More sound and fury

Private equity fundraising in the United States has generally happened behind closed doors. But that could change now US President Barack Obama has signed the Jumpstart Our Business Startups Act, which passed into law on 5 April.

The bill, which is intended to ease bureaucratic restrictions for companies seeking access to public or private capital, makes some significant changes to fundraising regulations. Notably, firms hitting the market will be able to distribute general solicitations and advertisements for their investment vehicles.

“What that means, is that, as long as an issuer – private equity or other – is willing to accept potential disclosure liability, they can broadly offer their securities for sale,” Matthew Kaplan, a securities partner at Debevoise & Plimpton, tells Private Equity International. So in theory, firms will be able to communicate via everything from email blasts to Twitter campaigns to newspaper ads.

This is good news for all the first time funds and spinouts hitting the market, says Eric Zoller of placement agent Six Point Partners. “Eliminating the restrictions on general solicitation would remove much of the uncertainty surrounding information released by a fund manager in a press release, or on its website, that could in turn negatively impact fundraising,” Zoller says. “My overall feeling is that it will help GPs raise brand awareness, particularly for [funds] that are under the radar.”

In addition, easing the regulations could help new firms to raise their profile without risking legal trouble. One lawyer suggested that the new rules would mitigate the costs firms currently incur to prevent prohibited communications – or “foot faults” – from leaking out.

However, before firms start blasting their fund terms to the Twittersphere, caveats remain.

While US regulatory bodies may be toning down restrictions on general solicitations, other rules governing communications remain firmly entrenched. The Dodd-Frank financial reform bill requires private equity firms with $150 million or more in assets under management to register with the SEC as financial advisors. This designation carries its own strict requirements with regard to advertising and marketing: it prohibits references to past recommendations or testimonials, as well as any indication of performance or provided service that may be considered untrue.

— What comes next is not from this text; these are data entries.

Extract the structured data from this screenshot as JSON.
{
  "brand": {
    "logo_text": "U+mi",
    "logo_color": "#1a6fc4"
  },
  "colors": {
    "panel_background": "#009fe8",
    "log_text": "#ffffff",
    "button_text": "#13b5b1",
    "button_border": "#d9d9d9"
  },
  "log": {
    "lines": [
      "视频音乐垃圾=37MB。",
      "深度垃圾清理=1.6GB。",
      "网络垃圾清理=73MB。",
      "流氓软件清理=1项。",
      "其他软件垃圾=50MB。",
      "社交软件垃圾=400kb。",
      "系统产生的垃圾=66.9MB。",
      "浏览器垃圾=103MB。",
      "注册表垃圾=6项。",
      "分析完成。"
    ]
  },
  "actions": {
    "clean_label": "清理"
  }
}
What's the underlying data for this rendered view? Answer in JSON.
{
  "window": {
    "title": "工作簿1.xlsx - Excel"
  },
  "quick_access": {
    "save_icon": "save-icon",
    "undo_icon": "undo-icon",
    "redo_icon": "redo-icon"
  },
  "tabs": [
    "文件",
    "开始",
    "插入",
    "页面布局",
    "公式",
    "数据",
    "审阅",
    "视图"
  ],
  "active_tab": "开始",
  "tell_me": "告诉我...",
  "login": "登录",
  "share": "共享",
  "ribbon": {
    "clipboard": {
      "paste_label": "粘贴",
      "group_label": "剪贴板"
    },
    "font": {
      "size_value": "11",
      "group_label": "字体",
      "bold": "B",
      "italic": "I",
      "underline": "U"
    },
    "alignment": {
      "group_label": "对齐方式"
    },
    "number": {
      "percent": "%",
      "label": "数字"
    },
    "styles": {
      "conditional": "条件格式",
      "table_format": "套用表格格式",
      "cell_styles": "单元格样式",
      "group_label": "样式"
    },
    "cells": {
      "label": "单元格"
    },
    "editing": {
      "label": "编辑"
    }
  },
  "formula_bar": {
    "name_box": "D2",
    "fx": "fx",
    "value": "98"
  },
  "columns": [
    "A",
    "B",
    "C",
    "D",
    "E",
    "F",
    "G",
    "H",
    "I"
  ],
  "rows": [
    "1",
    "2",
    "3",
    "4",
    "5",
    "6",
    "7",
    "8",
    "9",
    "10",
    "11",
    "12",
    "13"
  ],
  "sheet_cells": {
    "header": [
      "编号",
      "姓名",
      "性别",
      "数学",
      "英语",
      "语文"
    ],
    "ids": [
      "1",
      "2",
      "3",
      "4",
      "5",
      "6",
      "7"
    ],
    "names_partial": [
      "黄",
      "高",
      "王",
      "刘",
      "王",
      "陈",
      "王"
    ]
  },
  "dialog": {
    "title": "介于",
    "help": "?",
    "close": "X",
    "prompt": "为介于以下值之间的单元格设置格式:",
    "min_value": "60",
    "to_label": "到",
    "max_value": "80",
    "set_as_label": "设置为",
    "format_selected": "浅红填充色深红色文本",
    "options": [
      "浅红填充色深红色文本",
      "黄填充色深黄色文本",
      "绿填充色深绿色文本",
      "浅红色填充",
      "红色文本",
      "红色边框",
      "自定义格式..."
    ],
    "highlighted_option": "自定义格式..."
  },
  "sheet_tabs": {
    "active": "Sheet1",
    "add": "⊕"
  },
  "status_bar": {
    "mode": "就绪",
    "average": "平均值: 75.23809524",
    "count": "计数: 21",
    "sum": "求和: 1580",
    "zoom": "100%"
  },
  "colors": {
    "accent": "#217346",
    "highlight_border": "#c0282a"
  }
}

With the SEC honing in on firms’ stated performance, advertising as financial advisers may not be the wisest path for first time funds, whose track records can be easily disputed.

What’s more, general solicitation of investors casts a wider net for limited partners – which in turn presents a host of new complications for firms on the fundraising trail. As one source says, “you don’t want every Tom, Dick and Harry coming into your office looking for access” to a fund – particularly because funds are still limited to accredited investors, and the JOBS Act clearly states that the onus is on the firm to ensure the veracity of their limited partners.
No wonder, then, that many market sources indicate that they don’t expect fundraising strategies to alter substantially under the new regime. “A lot of [fund managers] have been cautious, at least to the extent they’ve discussed it,” says Tom Friedmann of law firm Dechert.